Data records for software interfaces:
"""
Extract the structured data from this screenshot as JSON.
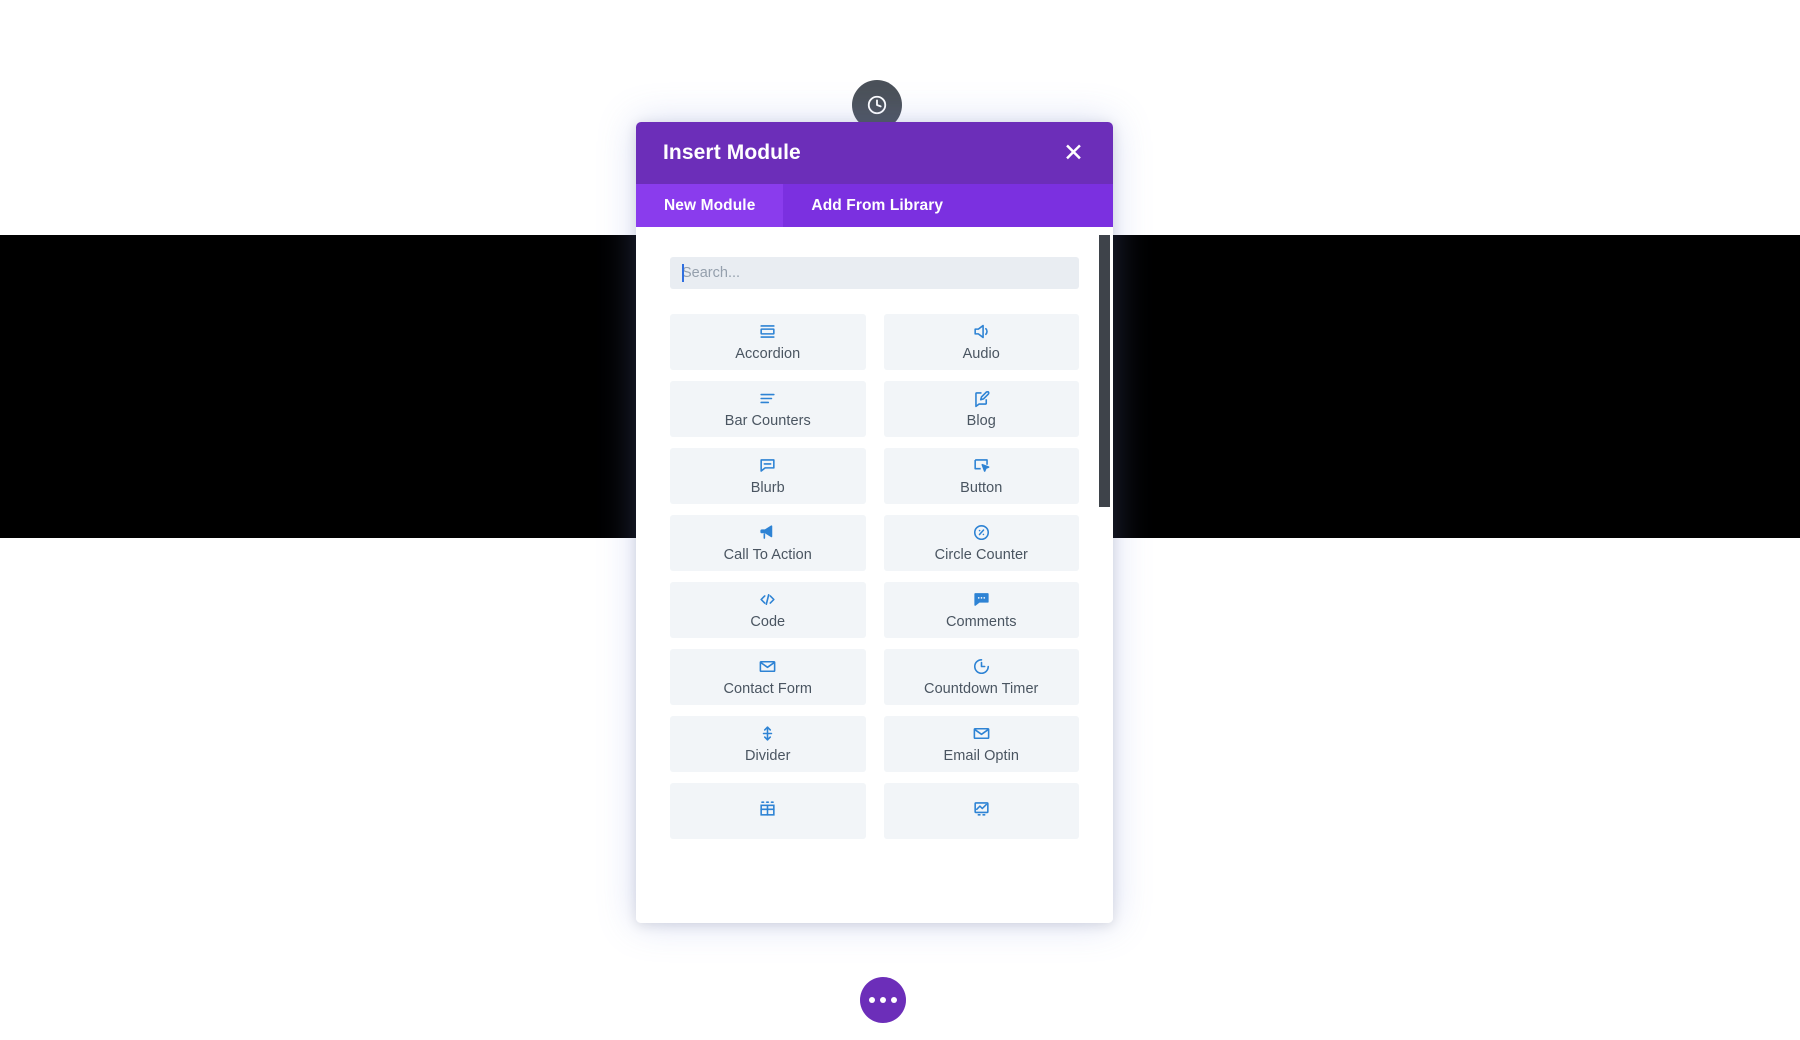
{
  "canvas": {
    "background_color": "#ffffff",
    "band_color": "#000000"
  },
  "history_button": {
    "icon": "clock-history-icon",
    "color": "#4b5159"
  },
  "modal": {
    "title": "Insert Module",
    "close_label": "✕",
    "header_color": "#6c2eb9",
    "tabbar_color": "#7b30e0",
    "active_tab_color": "#8a3ced",
    "tabs": [
      {
        "label": "New Module",
        "active": true
      },
      {
        "label": "Add From Library",
        "active": false
      }
    ],
    "search": {
      "placeholder": "Search...",
      "value": "",
      "caret_visible": true,
      "caret_color": "#2f6fe0"
    },
    "accent_icon_color": "#2e83d4",
    "tile_bg_color": "#f2f5f8",
    "label_color": "#4a5561",
    "modules": [
      {
        "label": "Accordion",
        "icon": "accordion-icon"
      },
      {
        "label": "Audio",
        "icon": "speaker-icon"
      },
      {
        "label": "Bar Counters",
        "icon": "bar-counters-icon"
      },
      {
        "label": "Blog",
        "icon": "blog-pencil-icon"
      },
      {
        "label": "Blurb",
        "icon": "speech-bubble-minus-icon"
      },
      {
        "label": "Button",
        "icon": "cursor-click-icon"
      },
      {
        "label": "Call To Action",
        "icon": "megaphone-icon"
      },
      {
        "label": "Circle Counter",
        "icon": "circle-percent-icon"
      },
      {
        "label": "Code",
        "icon": "code-brackets-icon"
      },
      {
        "label": "Comments",
        "icon": "comment-dots-icon"
      },
      {
        "label": "Contact Form",
        "icon": "envelope-icon"
      },
      {
        "label": "Countdown Timer",
        "icon": "clock-icon"
      },
      {
        "label": "Divider",
        "icon": "vertical-arrows-icon"
      },
      {
        "label": "Email Optin",
        "icon": "envelope-icon"
      },
      {
        "label": "",
        "icon": "grid-table-icon"
      },
      {
        "label": "",
        "icon": "image-chart-icon"
      }
    ],
    "scrollbar": {
      "color": "#3e434a"
    }
  },
  "fab": {
    "icon": "ellipsis-icon",
    "color": "#6c2eb9",
    "dots": 3
  }
}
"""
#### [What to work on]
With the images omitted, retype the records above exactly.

#### [Task output]
Extract the structured data from this screenshot as JSON.
{
  "canvas": {
    "background_color": "#ffffff",
    "band_color": "#000000"
  },
  "history_button": {
    "icon": "clock-history-icon",
    "color": "#4b5159"
  },
  "modal": {
    "title": "Insert Module",
    "close_label": "✕",
    "header_color": "#6c2eb9",
    "tabbar_color": "#7b30e0",
    "active_tab_color": "#8a3ced",
    "tabs": [
      {
        "label": "New Module",
        "active": true
      },
      {
        "label": "Add From Library",
        "active": false
      }
    ],
    "search": {
      "placeholder": "Search...",
      "value": "",
      "caret_visible": true,
      "caret_color": "#2f6fe0"
    },
    "accent_icon_color": "#2e83d4",
    "tile_bg_color": "#f2f5f8",
    "label_color": "#4a5561",
    "modules": [
      {
        "label": "Accordion",
        "icon": "accordion-icon"
      },
      {
        "label": "Audio",
        "icon": "speaker-icon"
      },
      {
        "label": "Bar Counters",
        "icon": "bar-counters-icon"
      },
      {
        "label": "Blog",
        "icon": "blog-pencil-icon"
      },
      {
        "label": "Blurb",
        "icon": "speech-bubble-minus-icon"
      },
      {
        "label": "Button",
        "icon": "cursor-click-icon"
      },
      {
        "label": "Call To Action",
        "icon": "megaphone-icon"
      },
      {
        "label": "Circle Counter",
        "icon": "circle-percent-icon"
      },
      {
        "label": "Code",
        "icon": "code-brackets-icon"
      },
      {
        "label": "Comments",
        "icon": "comment-dots-icon"
      },
      {
        "label": "Contact Form",
        "icon": "envelope-icon"
      },
      {
        "label": "Countdown Timer",
        "icon": "clock-icon"
      },
      {
        "label": "Divider",
        "icon": "vertical-arrows-icon"
      },
      {
        "label": "Email Optin",
        "icon": "envelope-icon"
      },
      {
        "label": "",
        "icon": "grid-table-icon"
      },
      {
        "label": "",
        "icon": "image-chart-icon"
      }
    ],
    "scrollbar": {
      "color": "#3e434a"
    }
  },
  "fab": {
    "icon": "ellipsis-icon",
    "color": "#6c2eb9",
    "dots": 3
  }
}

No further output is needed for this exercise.